Ken Zelman, 37, a goofy sense of humor
The night before the attack on the World Trade Center, Ken Zelman came home from work just in time to tuck his 4-year-old daughter Olivia into bed, but not before they played her favorite game, "flying angels."
The consultant, known for his big smile, would lie down on the floor, prop Olivia up with his legs and let her swing around freely until her laughter echoed throughout the house.
"He got excited about doing things with his kids so much that he'd be disappointed if they were in bed by the time he got home at night," said his wife, Karin.
"He was just this normal everyday guy with a goofy sense of humor, and his fun was spending time with his family and making the kids laugh."
Mr. Zelman, a consultant for the Oracle Corp., was on a year-long assignment at Marsh & McLennan on the 99th floor of the North Tower. On the morning of Sept. 11, he walked out of his Succasunna home and waved good-bye to his wife and 14-month-old son Ethan, who was blowing his father kisses. That was the last time his wife would ever see him.
"Ethan was blowing him kisses and he had just learned how to do that so we were laughing," his wife said. "Now I have that image burned in my head."
Born and raised in Livingston, Mr. Zelman, 37, attended Livingston High School and graduated from Rider University in 1986. He met his wife four years later when they both worked at CasChem Inc., a chemical manufacturing company in Bayonne.
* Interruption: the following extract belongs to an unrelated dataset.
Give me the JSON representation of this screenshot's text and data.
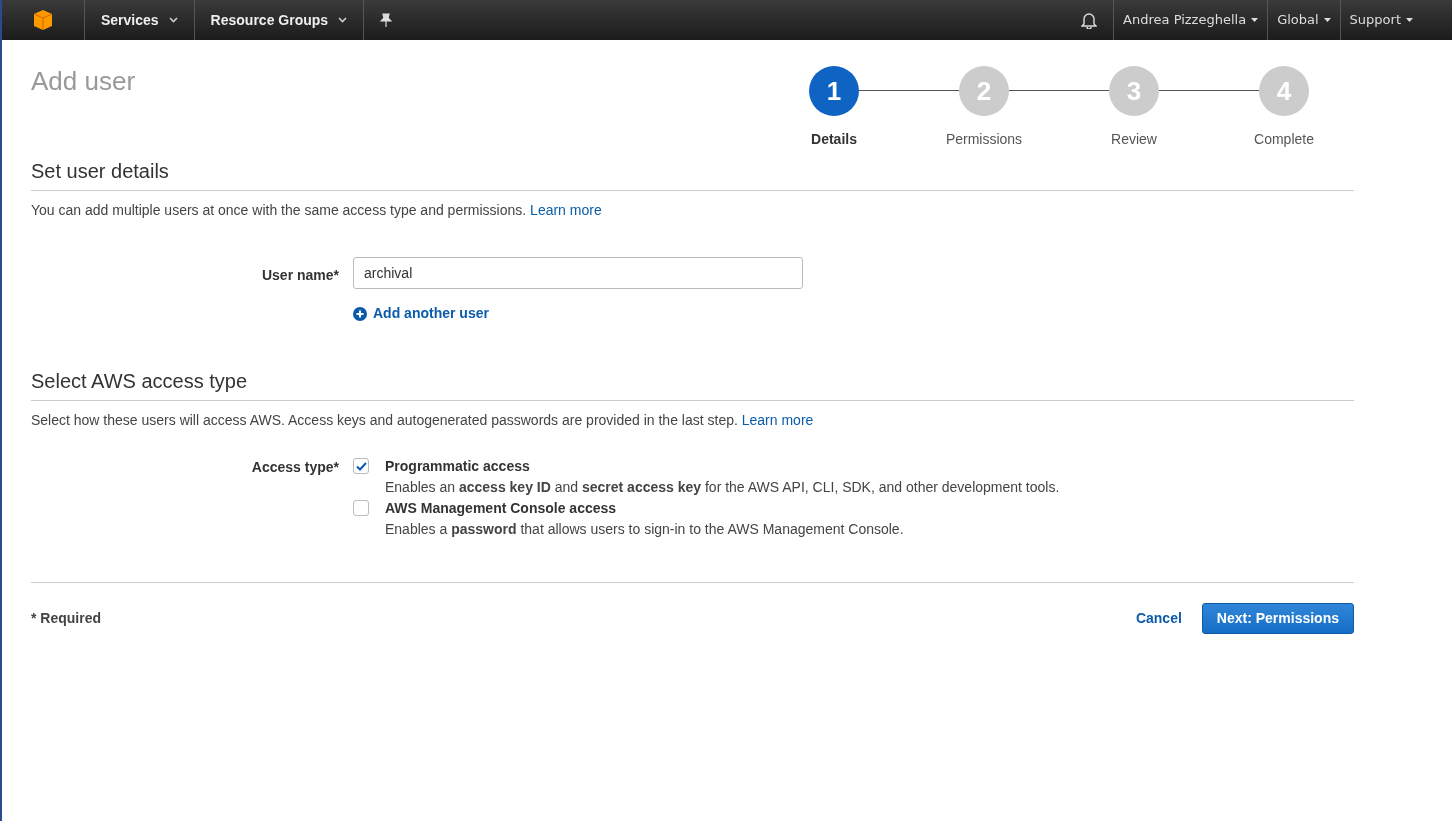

They had their first date at Pane Vino, an Italian restaurant in Livingston, and talked all night. The next day, on Karin's birthday, he showed up in her office with a dozen roses. The couple married on Sept. 26, 1992, and moved to the Succasunna section of Roxbury a year later.
Mr. Zelman's weekends were always set aside for family outings -- like day trips to crafts festivals and the zoo -- and he would usually take Olivia and Ethan to Cliff's, an ice cream parlor in Ledgewood. In August, the family vacationed in Long Beach Island, where Mr. Zelman spent hours making sand castles with his daughter.
The couple spent Labor Day with Mr. Zelman's sister, Laurie Slack, who lived down the block.
"I'm five years older than him and we were always together growing up," said Slack.
"My mother used to say: 'Someday you're not going to want him tagging around you all the time,' but that never really happened. Even now, we could pick up the phone at 10 and talk until 2 in the morning about things. I can't believe I'm not going to be able to do that anymore," she said.
Besides his wife, children and sister, Mr. Zelman is survived by his parents, Ruth and Jack Zelman of Livingston; a brother, Barry of Dover; and two other sisters, Mona Zuchowski of Whippany and Carrie Burlock of Merrick, N.Y.
A memorial service and celebration of life will be held 3:30 p.m. Sunday at Temple B'nai Abraham, 300 E. Northfield Road, Livingston.
Donations may be made to the Kenneth Zelman Trust Account, C/O Fleet Bank, 15 Commerce Boulevard, Succasunna, N.J. 07876.
Profile by Giovanna Fabiano published in THE STAR-LEDGER.
Inseparable From Daughter
Kenneth Albert Zelman and his daughter, Olivia, had their routines. When Mr. Zelman walked through the door of his house in Succasunna, N.J., Olivia, who will be 5 in November, would throw her arms around him and say, "Daddy's home." When Mr. Zelman put Olivia to bed, they would make up stories and tell them to each other.
When Mr. Zelman met his brother for coffee at a local shop, Olivia went along and sat with them and had a chocolate milk. On Sundays, when Mr. Zelman, his wife, Karin, Olivia and her younger brother, Ethan, who is now 2, went out to eat, they always had pancakes.
In the summer, when the family went to a nearby ice cream stand, Mr. Zelman and Olivia always split an ice cream cone. And when Mr. Zelman did work around the house, Olivia walked around with him with her own set of tools.
"She was Daddy's girl," Mrs. Zelman said.
Mr. Zelman was a software consultant for Oracle who had been working for a year on a project at Marsh & McLennan on the 99th floor of the north tower. He usually arrived early and stayed late, but Mrs. Zelman said, "Ken's big thing was always his family."
She said Ethan did not have many memories of Mr. Zelman, but they had been starting to bond. On Sept. 11, as Mr. Zelman left for the train, Ethan sat blowing kisses at his father.
Profile published in THE NEW YORK TIMES on September 10, 2002.